## Problem to work on
Please write out the full listing beneath this line exactly, skipping its images.
▼▼▼
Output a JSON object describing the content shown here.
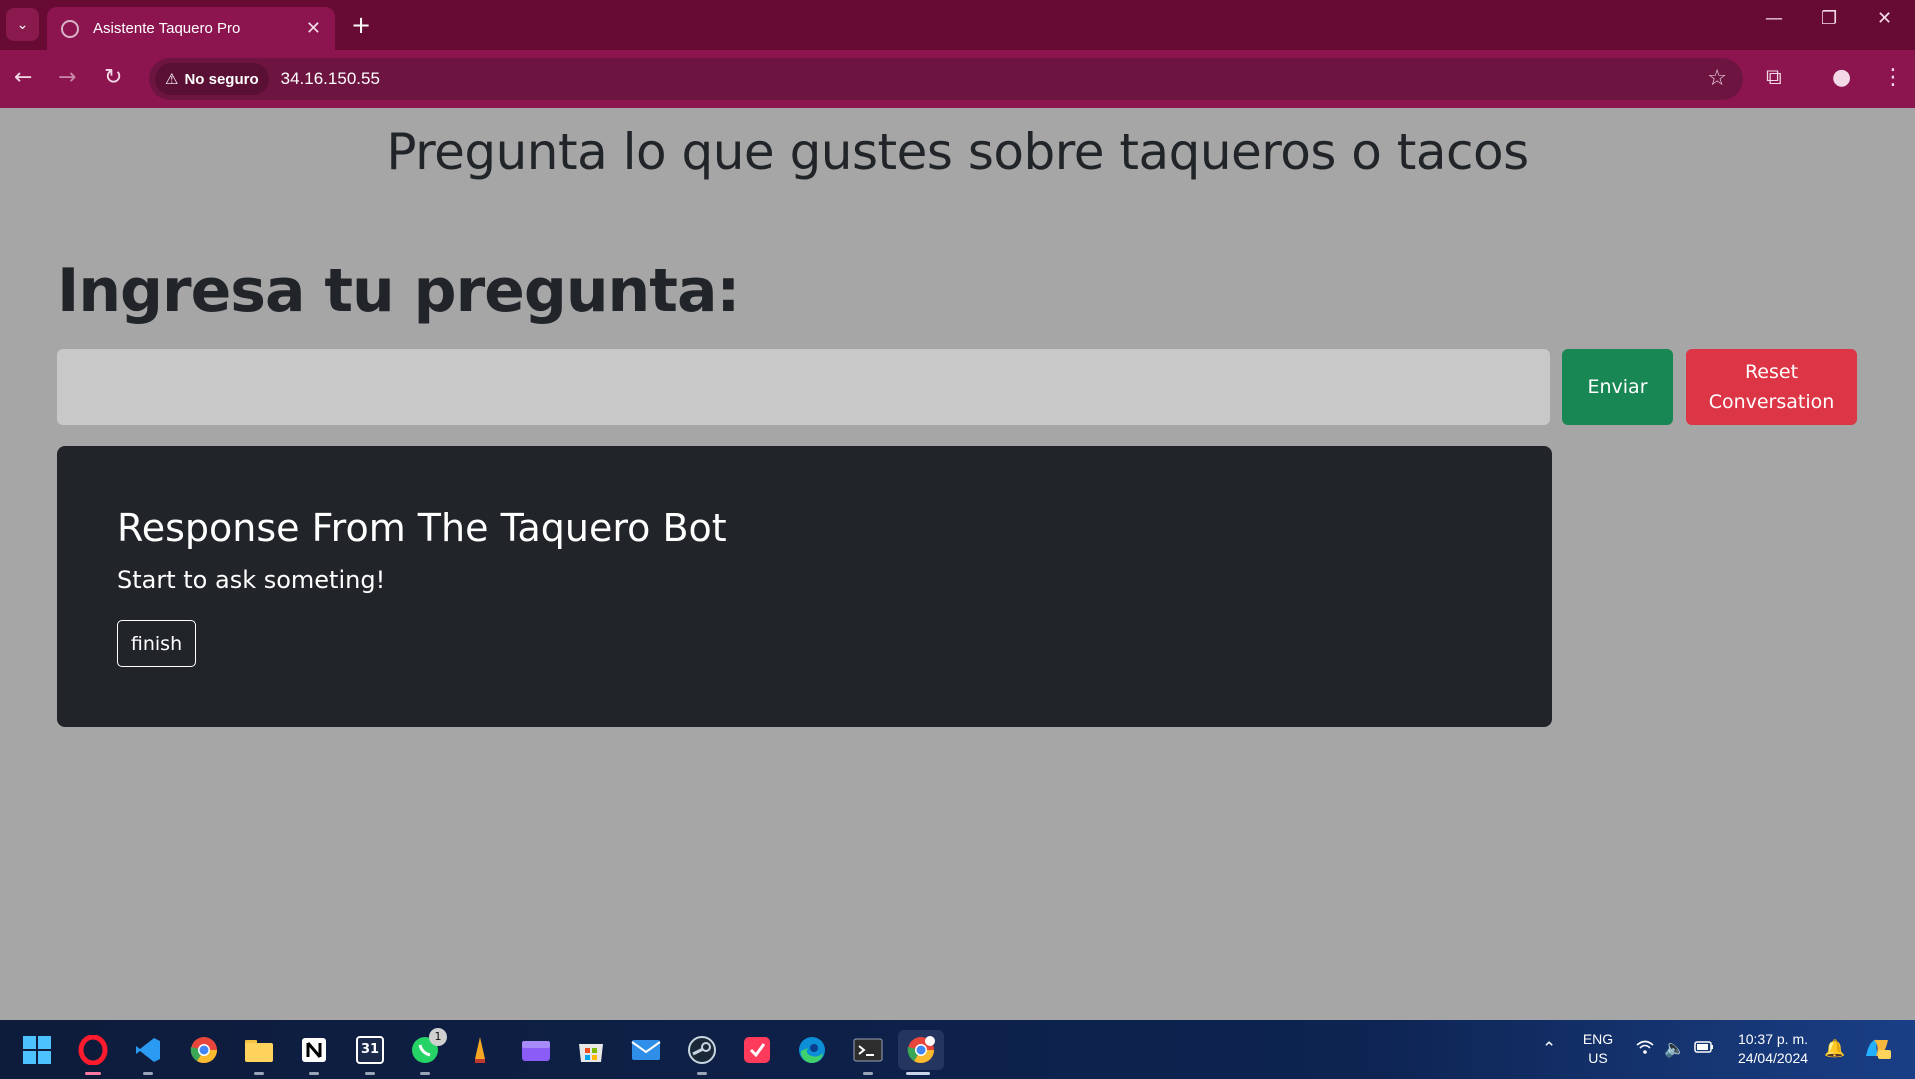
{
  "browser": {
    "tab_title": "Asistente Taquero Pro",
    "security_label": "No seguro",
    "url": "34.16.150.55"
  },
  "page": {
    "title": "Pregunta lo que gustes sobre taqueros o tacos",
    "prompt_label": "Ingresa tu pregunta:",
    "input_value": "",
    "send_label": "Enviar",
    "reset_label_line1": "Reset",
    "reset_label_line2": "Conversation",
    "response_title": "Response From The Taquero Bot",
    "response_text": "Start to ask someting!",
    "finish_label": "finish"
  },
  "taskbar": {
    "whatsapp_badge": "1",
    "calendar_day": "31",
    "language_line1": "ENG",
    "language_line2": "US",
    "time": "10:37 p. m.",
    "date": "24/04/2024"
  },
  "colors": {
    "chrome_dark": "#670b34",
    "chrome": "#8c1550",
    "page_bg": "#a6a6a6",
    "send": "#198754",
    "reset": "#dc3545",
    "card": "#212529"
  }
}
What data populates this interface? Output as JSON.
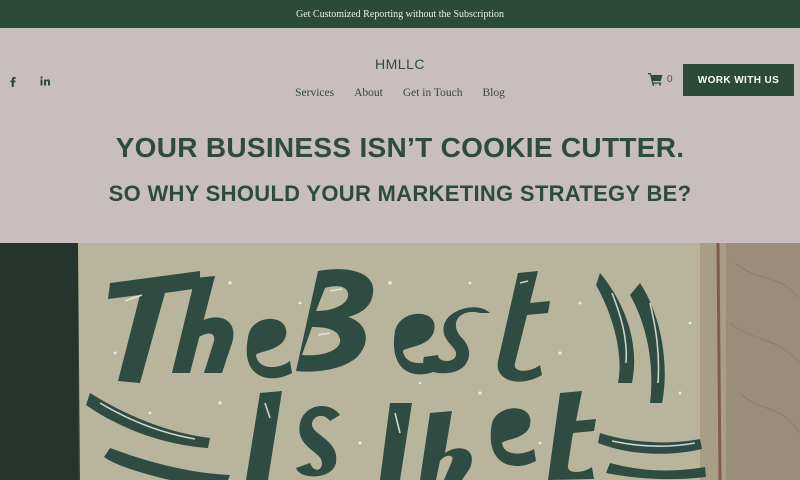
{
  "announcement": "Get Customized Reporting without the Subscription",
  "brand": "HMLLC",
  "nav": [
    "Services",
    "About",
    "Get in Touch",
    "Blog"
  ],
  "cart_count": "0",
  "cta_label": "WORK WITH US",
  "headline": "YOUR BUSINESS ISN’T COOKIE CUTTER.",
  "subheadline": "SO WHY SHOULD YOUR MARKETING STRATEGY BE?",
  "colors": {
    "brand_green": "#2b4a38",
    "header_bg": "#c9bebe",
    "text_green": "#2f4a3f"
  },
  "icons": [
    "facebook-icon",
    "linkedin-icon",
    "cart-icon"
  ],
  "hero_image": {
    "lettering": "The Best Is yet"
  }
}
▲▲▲
## Task output
Output a JSON object describing the content shown here.
{
  "browser": {
    "tab_title": "Asistente Taquero Pro",
    "security_label": "No seguro",
    "url": "34.16.150.55"
  },
  "page": {
    "title": "Pregunta lo que gustes sobre taqueros o tacos",
    "prompt_label": "Ingresa tu pregunta:",
    "input_value": "",
    "send_label": "Enviar",
    "reset_label_line1": "Reset",
    "reset_label_line2": "Conversation",
    "response_title": "Response From The Taquero Bot",
    "response_text": "Start to ask someting!",
    "finish_label": "finish"
  },
  "taskbar": {
    "whatsapp_badge": "1",
    "calendar_day": "31",
    "language_line1": "ENG",
    "language_line2": "US",
    "time": "10:37 p. m.",
    "date": "24/04/2024"
  },
  "colors": {
    "chrome_dark": "#670b34",
    "chrome": "#8c1550",
    "page_bg": "#a6a6a6",
    "send": "#198754",
    "reset": "#dc3545",
    "card": "#212529"
  }
}
What data populates this interface? Output as JSON.
{
  "announcement": "Get Customized Reporting without the Subscription",
  "brand": "HMLLC",
  "nav": [
    "Services",
    "About",
    "Get in Touch",
    "Blog"
  ],
  "cart_count": "0",
  "cta_label": "WORK WITH US",
  "headline": "YOUR BUSINESS ISN’T COOKIE CUTTER.",
  "subheadline": "SO WHY SHOULD YOUR MARKETING STRATEGY BE?",
  "colors": {
    "brand_green": "#2b4a38",
    "header_bg": "#c9bebe",
    "text_green": "#2f4a3f"
  },
  "icons": [
    "facebook-icon",
    "linkedin-icon",
    "cart-icon"
  ],
  "hero_image": {
    "lettering": "The Best Is yet"
  }
}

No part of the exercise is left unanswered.